Data listing
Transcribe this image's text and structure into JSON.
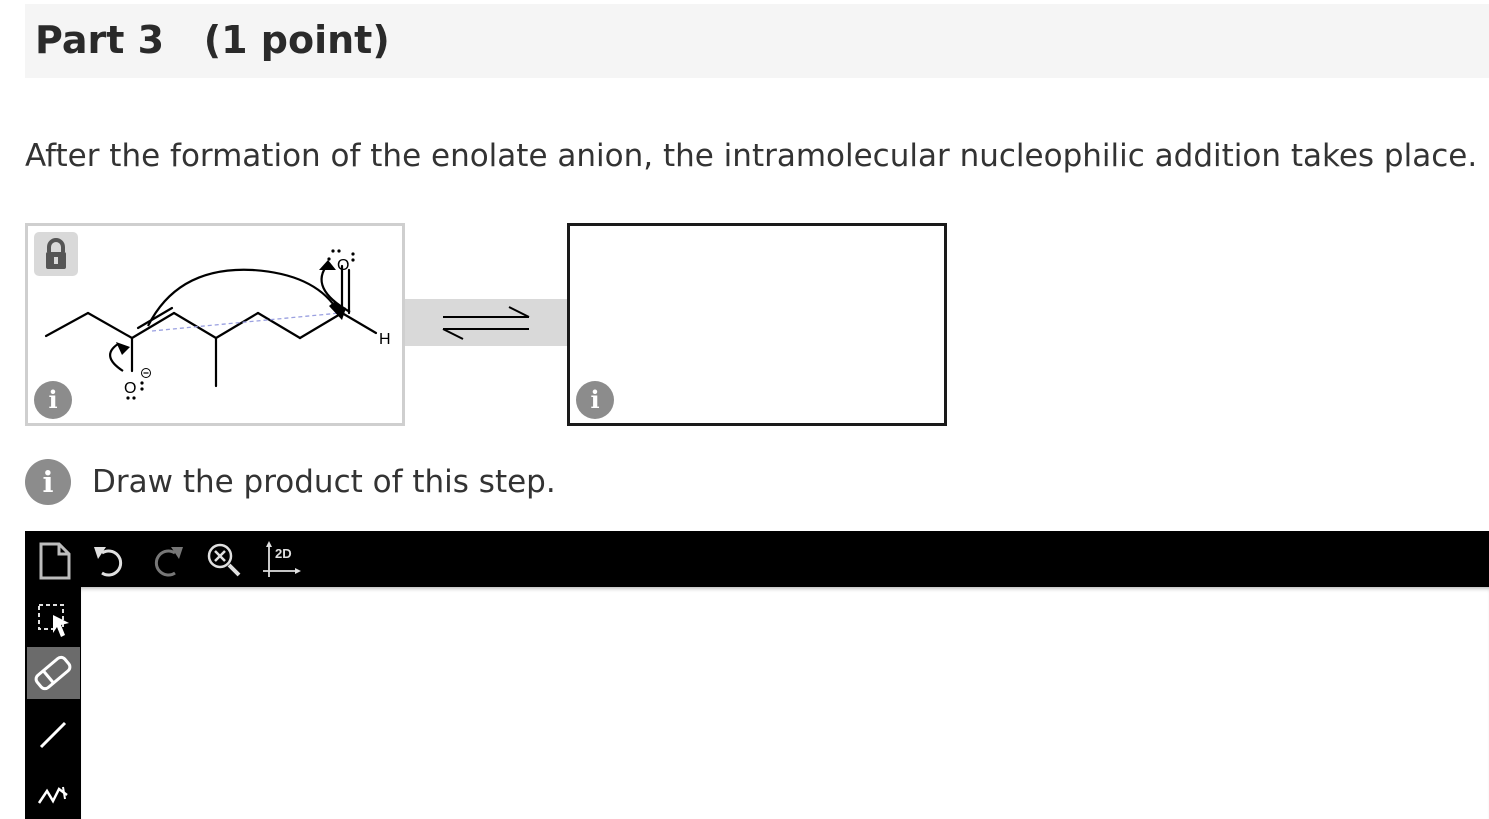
{
  "part": {
    "title": "Part 3   (1 point)"
  },
  "prompt": "After the formation of the enolate anion, the intramolecular nucleophilic addition takes place.",
  "molecule": {
    "atoms": {
      "hydrogen": "H",
      "oxygen_top": "O",
      "oxygen_bottom": "O"
    }
  },
  "instruction": "Draw the product of this step.",
  "info_symbol": "i",
  "toolbar": {
    "dimension_label": "2D"
  },
  "icons": {
    "lock": "lock-icon",
    "info": "info-icon",
    "new_document": "new-document-icon",
    "undo": "undo-icon",
    "redo": "redo-icon",
    "zoom_reset": "zoom-reset-icon",
    "clean_2d": "clean-2d-icon",
    "select": "rectangle-select-icon",
    "erase": "eraser-icon",
    "bond": "single-bond-icon",
    "chain": "chain-icon"
  },
  "colors": {
    "toolbar": "#000000",
    "active_tool": "#6b6b6b",
    "info": "#8c8c8c"
  }
}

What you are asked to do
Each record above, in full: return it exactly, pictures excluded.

Written solution
Transcribe this image's text and structure into JSON.
{
  "part": {
    "title": "Part 3   (1 point)"
  },
  "prompt": "After the formation of the enolate anion, the intramolecular nucleophilic addition takes place.",
  "molecule": {
    "atoms": {
      "hydrogen": "H",
      "oxygen_top": "O",
      "oxygen_bottom": "O"
    }
  },
  "instruction": "Draw the product of this step.",
  "info_symbol": "i",
  "toolbar": {
    "dimension_label": "2D"
  },
  "icons": {
    "lock": "lock-icon",
    "info": "info-icon",
    "new_document": "new-document-icon",
    "undo": "undo-icon",
    "redo": "redo-icon",
    "zoom_reset": "zoom-reset-icon",
    "clean_2d": "clean-2d-icon",
    "select": "rectangle-select-icon",
    "erase": "eraser-icon",
    "bond": "single-bond-icon",
    "chain": "chain-icon"
  },
  "colors": {
    "toolbar": "#000000",
    "active_tool": "#6b6b6b",
    "info": "#8c8c8c"
  }
}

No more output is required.